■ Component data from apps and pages
☆ ☆ ☆ ☆ ☆

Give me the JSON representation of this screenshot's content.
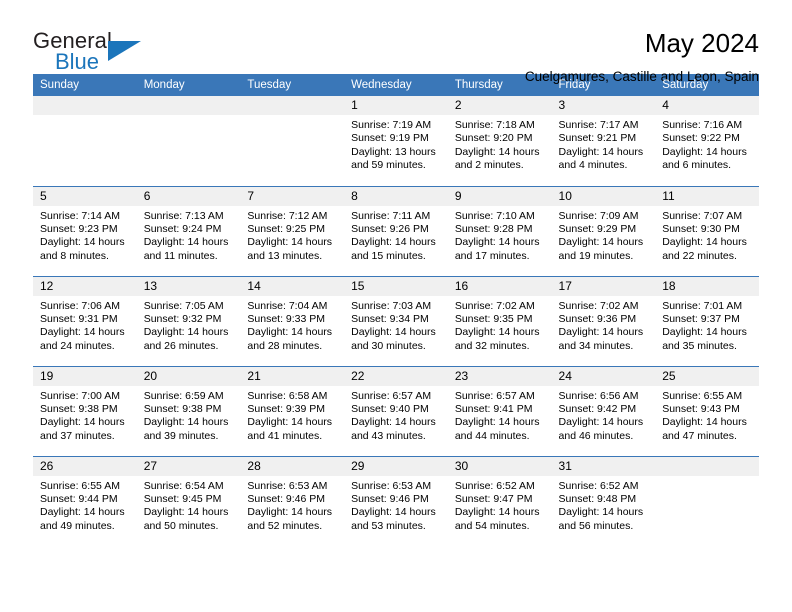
{
  "brand": {
    "name_part1": "General",
    "name_part2": "Blue",
    "accent_color": "#1b75bb"
  },
  "header": {
    "month_title": "May 2024",
    "location": "Cuelgamures, Castille and Leon, Spain"
  },
  "calendar": {
    "header_bg": "#3a77b8",
    "daynum_bg": "#f0f0f0",
    "weekday_headers": [
      "Sunday",
      "Monday",
      "Tuesday",
      "Wednesday",
      "Thursday",
      "Friday",
      "Saturday"
    ],
    "weeks": [
      [
        {
          "day": "",
          "sunrise": "",
          "sunset": "",
          "daylight1": "",
          "daylight2": ""
        },
        {
          "day": "",
          "sunrise": "",
          "sunset": "",
          "daylight1": "",
          "daylight2": ""
        },
        {
          "day": "",
          "sunrise": "",
          "sunset": "",
          "daylight1": "",
          "daylight2": ""
        },
        {
          "day": "1",
          "sunrise": "Sunrise: 7:19 AM",
          "sunset": "Sunset: 9:19 PM",
          "daylight1": "Daylight: 13 hours",
          "daylight2": "and 59 minutes."
        },
        {
          "day": "2",
          "sunrise": "Sunrise: 7:18 AM",
          "sunset": "Sunset: 9:20 PM",
          "daylight1": "Daylight: 14 hours",
          "daylight2": "and 2 minutes."
        },
        {
          "day": "3",
          "sunrise": "Sunrise: 7:17 AM",
          "sunset": "Sunset: 9:21 PM",
          "daylight1": "Daylight: 14 hours",
          "daylight2": "and 4 minutes."
        },
        {
          "day": "4",
          "sunrise": "Sunrise: 7:16 AM",
          "sunset": "Sunset: 9:22 PM",
          "daylight1": "Daylight: 14 hours",
          "daylight2": "and 6 minutes."
        }
      ],
      [
        {
          "day": "5",
          "sunrise": "Sunrise: 7:14 AM",
          "sunset": "Sunset: 9:23 PM",
          "daylight1": "Daylight: 14 hours",
          "daylight2": "and 8 minutes."
        },
        {
          "day": "6",
          "sunrise": "Sunrise: 7:13 AM",
          "sunset": "Sunset: 9:24 PM",
          "daylight1": "Daylight: 14 hours",
          "daylight2": "and 11 minutes."
        },
        {
          "day": "7",
          "sunrise": "Sunrise: 7:12 AM",
          "sunset": "Sunset: 9:25 PM",
          "daylight1": "Daylight: 14 hours",
          "daylight2": "and 13 minutes."
        },
        {
          "day": "8",
          "sunrise": "Sunrise: 7:11 AM",
          "sunset": "Sunset: 9:26 PM",
          "daylight1": "Daylight: 14 hours",
          "daylight2": "and 15 minutes."
        },
        {
          "day": "9",
          "sunrise": "Sunrise: 7:10 AM",
          "sunset": "Sunset: 9:28 PM",
          "daylight1": "Daylight: 14 hours",
          "daylight2": "and 17 minutes."
        },
        {
          "day": "10",
          "sunrise": "Sunrise: 7:09 AM",
          "sunset": "Sunset: 9:29 PM",
          "daylight1": "Daylight: 14 hours",
          "daylight2": "and 19 minutes."
        },
        {
          "day": "11",
          "sunrise": "Sunrise: 7:07 AM",
          "sunset": "Sunset: 9:30 PM",
          "daylight1": "Daylight: 14 hours",
          "daylight2": "and 22 minutes."
        }
      ],
      [
        {
          "day": "12",
          "sunrise": "Sunrise: 7:06 AM",
          "sunset": "Sunset: 9:31 PM",
          "daylight1": "Daylight: 14 hours",
          "daylight2": "and 24 minutes."
        },
        {
          "day": "13",
          "sunrise": "Sunrise: 7:05 AM",
          "sunset": "Sunset: 9:32 PM",
          "daylight1": "Daylight: 14 hours",
          "daylight2": "and 26 minutes."
        },
        {
          "day": "14",
          "sunrise": "Sunrise: 7:04 AM",
          "sunset": "Sunset: 9:33 PM",
          "daylight1": "Daylight: 14 hours",
          "daylight2": "and 28 minutes."
        },
        {
          "day": "15",
          "sunrise": "Sunrise: 7:03 AM",
          "sunset": "Sunset: 9:34 PM",
          "daylight1": "Daylight: 14 hours",
          "daylight2": "and 30 minutes."
        },
        {
          "day": "16",
          "sunrise": "Sunrise: 7:02 AM",
          "sunset": "Sunset: 9:35 PM",
          "daylight1": "Daylight: 14 hours",
          "daylight2": "and 32 minutes."
        },
        {
          "day": "17",
          "sunrise": "Sunrise: 7:02 AM",
          "sunset": "Sunset: 9:36 PM",
          "daylight1": "Daylight: 14 hours",
          "daylight2": "and 34 minutes."
        },
        {
          "day": "18",
          "sunrise": "Sunrise: 7:01 AM",
          "sunset": "Sunset: 9:37 PM",
          "daylight1": "Daylight: 14 hours",
          "daylight2": "and 35 minutes."
        }
      ],
      [
        {
          "day": "19",
          "sunrise": "Sunrise: 7:00 AM",
          "sunset": "Sunset: 9:38 PM",
          "daylight1": "Daylight: 14 hours",
          "daylight2": "and 37 minutes."
        },
        {
          "day": "20",
          "sunrise": "Sunrise: 6:59 AM",
          "sunset": "Sunset: 9:38 PM",
          "daylight1": "Daylight: 14 hours",
          "daylight2": "and 39 minutes."
        },
        {
          "day": "21",
          "sunrise": "Sunrise: 6:58 AM",
          "sunset": "Sunset: 9:39 PM",
          "daylight1": "Daylight: 14 hours",
          "daylight2": "and 41 minutes."
        },
        {
          "day": "22",
          "sunrise": "Sunrise: 6:57 AM",
          "sunset": "Sunset: 9:40 PM",
          "daylight1": "Daylight: 14 hours",
          "daylight2": "and 43 minutes."
        },
        {
          "day": "23",
          "sunrise": "Sunrise: 6:57 AM",
          "sunset": "Sunset: 9:41 PM",
          "daylight1": "Daylight: 14 hours",
          "daylight2": "and 44 minutes."
        },
        {
          "day": "24",
          "sunrise": "Sunrise: 6:56 AM",
          "sunset": "Sunset: 9:42 PM",
          "daylight1": "Daylight: 14 hours",
          "daylight2": "and 46 minutes."
        },
        {
          "day": "25",
          "sunrise": "Sunrise: 6:55 AM",
          "sunset": "Sunset: 9:43 PM",
          "daylight1": "Daylight: 14 hours",
          "daylight2": "and 47 minutes."
        }
      ],
      [
        {
          "day": "26",
          "sunrise": "Sunrise: 6:55 AM",
          "sunset": "Sunset: 9:44 PM",
          "daylight1": "Daylight: 14 hours",
          "daylight2": "and 49 minutes."
        },
        {
          "day": "27",
          "sunrise": "Sunrise: 6:54 AM",
          "sunset": "Sunset: 9:45 PM",
          "daylight1": "Daylight: 14 hours",
          "daylight2": "and 50 minutes."
        },
        {
          "day": "28",
          "sunrise": "Sunrise: 6:53 AM",
          "sunset": "Sunset: 9:46 PM",
          "daylight1": "Daylight: 14 hours",
          "daylight2": "and 52 minutes."
        },
        {
          "day": "29",
          "sunrise": "Sunrise: 6:53 AM",
          "sunset": "Sunset: 9:46 PM",
          "daylight1": "Daylight: 14 hours",
          "daylight2": "and 53 minutes."
        },
        {
          "day": "30",
          "sunrise": "Sunrise: 6:52 AM",
          "sunset": "Sunset: 9:47 PM",
          "daylight1": "Daylight: 14 hours",
          "daylight2": "and 54 minutes."
        },
        {
          "day": "31",
          "sunrise": "Sunrise: 6:52 AM",
          "sunset": "Sunset: 9:48 PM",
          "daylight1": "Daylight: 14 hours",
          "daylight2": "and 56 minutes."
        },
        {
          "day": "",
          "sunrise": "",
          "sunset": "",
          "daylight1": "",
          "daylight2": ""
        }
      ]
    ]
  }
}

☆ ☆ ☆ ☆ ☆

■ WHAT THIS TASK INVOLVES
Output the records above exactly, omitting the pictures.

■ FINISHED EXERCISE
Give me the JSON representation of this screenshot's content.
{
  "brand": {
    "name_part1": "General",
    "name_part2": "Blue",
    "accent_color": "#1b75bb"
  },
  "header": {
    "month_title": "May 2024",
    "location": "Cuelgamures, Castille and Leon, Spain"
  },
  "calendar": {
    "header_bg": "#3a77b8",
    "daynum_bg": "#f0f0f0",
    "weekday_headers": [
      "Sunday",
      "Monday",
      "Tuesday",
      "Wednesday",
      "Thursday",
      "Friday",
      "Saturday"
    ],
    "weeks": [
      [
        {
          "day": "",
          "sunrise": "",
          "sunset": "",
          "daylight1": "",
          "daylight2": ""
        },
        {
          "day": "",
          "sunrise": "",
          "sunset": "",
          "daylight1": "",
          "daylight2": ""
        },
        {
          "day": "",
          "sunrise": "",
          "sunset": "",
          "daylight1": "",
          "daylight2": ""
        },
        {
          "day": "1",
          "sunrise": "Sunrise: 7:19 AM",
          "sunset": "Sunset: 9:19 PM",
          "daylight1": "Daylight: 13 hours",
          "daylight2": "and 59 minutes."
        },
        {
          "day": "2",
          "sunrise": "Sunrise: 7:18 AM",
          "sunset": "Sunset: 9:20 PM",
          "daylight1": "Daylight: 14 hours",
          "daylight2": "and 2 minutes."
        },
        {
          "day": "3",
          "sunrise": "Sunrise: 7:17 AM",
          "sunset": "Sunset: 9:21 PM",
          "daylight1": "Daylight: 14 hours",
          "daylight2": "and 4 minutes."
        },
        {
          "day": "4",
          "sunrise": "Sunrise: 7:16 AM",
          "sunset": "Sunset: 9:22 PM",
          "daylight1": "Daylight: 14 hours",
          "daylight2": "and 6 minutes."
        }
      ],
      [
        {
          "day": "5",
          "sunrise": "Sunrise: 7:14 AM",
          "sunset": "Sunset: 9:23 PM",
          "daylight1": "Daylight: 14 hours",
          "daylight2": "and 8 minutes."
        },
        {
          "day": "6",
          "sunrise": "Sunrise: 7:13 AM",
          "sunset": "Sunset: 9:24 PM",
          "daylight1": "Daylight: 14 hours",
          "daylight2": "and 11 minutes."
        },
        {
          "day": "7",
          "sunrise": "Sunrise: 7:12 AM",
          "sunset": "Sunset: 9:25 PM",
          "daylight1": "Daylight: 14 hours",
          "daylight2": "and 13 minutes."
        },
        {
          "day": "8",
          "sunrise": "Sunrise: 7:11 AM",
          "sunset": "Sunset: 9:26 PM",
          "daylight1": "Daylight: 14 hours",
          "daylight2": "and 15 minutes."
        },
        {
          "day": "9",
          "sunrise": "Sunrise: 7:10 AM",
          "sunset": "Sunset: 9:28 PM",
          "daylight1": "Daylight: 14 hours",
          "daylight2": "and 17 minutes."
        },
        {
          "day": "10",
          "sunrise": "Sunrise: 7:09 AM",
          "sunset": "Sunset: 9:29 PM",
          "daylight1": "Daylight: 14 hours",
          "daylight2": "and 19 minutes."
        },
        {
          "day": "11",
          "sunrise": "Sunrise: 7:07 AM",
          "sunset": "Sunset: 9:30 PM",
          "daylight1": "Daylight: 14 hours",
          "daylight2": "and 22 minutes."
        }
      ],
      [
        {
          "day": "12",
          "sunrise": "Sunrise: 7:06 AM",
          "sunset": "Sunset: 9:31 PM",
          "daylight1": "Daylight: 14 hours",
          "daylight2": "and 24 minutes."
        },
        {
          "day": "13",
          "sunrise": "Sunrise: 7:05 AM",
          "sunset": "Sunset: 9:32 PM",
          "daylight1": "Daylight: 14 hours",
          "daylight2": "and 26 minutes."
        },
        {
          "day": "14",
          "sunrise": "Sunrise: 7:04 AM",
          "sunset": "Sunset: 9:33 PM",
          "daylight1": "Daylight: 14 hours",
          "daylight2": "and 28 minutes."
        },
        {
          "day": "15",
          "sunrise": "Sunrise: 7:03 AM",
          "sunset": "Sunset: 9:34 PM",
          "daylight1": "Daylight: 14 hours",
          "daylight2": "and 30 minutes."
        },
        {
          "day": "16",
          "sunrise": "Sunrise: 7:02 AM",
          "sunset": "Sunset: 9:35 PM",
          "daylight1": "Daylight: 14 hours",
          "daylight2": "and 32 minutes."
        },
        {
          "day": "17",
          "sunrise": "Sunrise: 7:02 AM",
          "sunset": "Sunset: 9:36 PM",
          "daylight1": "Daylight: 14 hours",
          "daylight2": "and 34 minutes."
        },
        {
          "day": "18",
          "sunrise": "Sunrise: 7:01 AM",
          "sunset": "Sunset: 9:37 PM",
          "daylight1": "Daylight: 14 hours",
          "daylight2": "and 35 minutes."
        }
      ],
      [
        {
          "day": "19",
          "sunrise": "Sunrise: 7:00 AM",
          "sunset": "Sunset: 9:38 PM",
          "daylight1": "Daylight: 14 hours",
          "daylight2": "and 37 minutes."
        },
        {
          "day": "20",
          "sunrise": "Sunrise: 6:59 AM",
          "sunset": "Sunset: 9:38 PM",
          "daylight1": "Daylight: 14 hours",
          "daylight2": "and 39 minutes."
        },
        {
          "day": "21",
          "sunrise": "Sunrise: 6:58 AM",
          "sunset": "Sunset: 9:39 PM",
          "daylight1": "Daylight: 14 hours",
          "daylight2": "and 41 minutes."
        },
        {
          "day": "22",
          "sunrise": "Sunrise: 6:57 AM",
          "sunset": "Sunset: 9:40 PM",
          "daylight1": "Daylight: 14 hours",
          "daylight2": "and 43 minutes."
        },
        {
          "day": "23",
          "sunrise": "Sunrise: 6:57 AM",
          "sunset": "Sunset: 9:41 PM",
          "daylight1": "Daylight: 14 hours",
          "daylight2": "and 44 minutes."
        },
        {
          "day": "24",
          "sunrise": "Sunrise: 6:56 AM",
          "sunset": "Sunset: 9:42 PM",
          "daylight1": "Daylight: 14 hours",
          "daylight2": "and 46 minutes."
        },
        {
          "day": "25",
          "sunrise": "Sunrise: 6:55 AM",
          "sunset": "Sunset: 9:43 PM",
          "daylight1": "Daylight: 14 hours",
          "daylight2": "and 47 minutes."
        }
      ],
      [
        {
          "day": "26",
          "sunrise": "Sunrise: 6:55 AM",
          "sunset": "Sunset: 9:44 PM",
          "daylight1": "Daylight: 14 hours",
          "daylight2": "and 49 minutes."
        },
        {
          "day": "27",
          "sunrise": "Sunrise: 6:54 AM",
          "sunset": "Sunset: 9:45 PM",
          "daylight1": "Daylight: 14 hours",
          "daylight2": "and 50 minutes."
        },
        {
          "day": "28",
          "sunrise": "Sunrise: 6:53 AM",
          "sunset": "Sunset: 9:46 PM",
          "daylight1": "Daylight: 14 hours",
          "daylight2": "and 52 minutes."
        },
        {
          "day": "29",
          "sunrise": "Sunrise: 6:53 AM",
          "sunset": "Sunset: 9:46 PM",
          "daylight1": "Daylight: 14 hours",
          "daylight2": "and 53 minutes."
        },
        {
          "day": "30",
          "sunrise": "Sunrise: 6:52 AM",
          "sunset": "Sunset: 9:47 PM",
          "daylight1": "Daylight: 14 hours",
          "daylight2": "and 54 minutes."
        },
        {
          "day": "31",
          "sunrise": "Sunrise: 6:52 AM",
          "sunset": "Sunset: 9:48 PM",
          "daylight1": "Daylight: 14 hours",
          "daylight2": "and 56 minutes."
        },
        {
          "day": "",
          "sunrise": "",
          "sunset": "",
          "daylight1": "",
          "daylight2": ""
        }
      ]
    ]
  }
}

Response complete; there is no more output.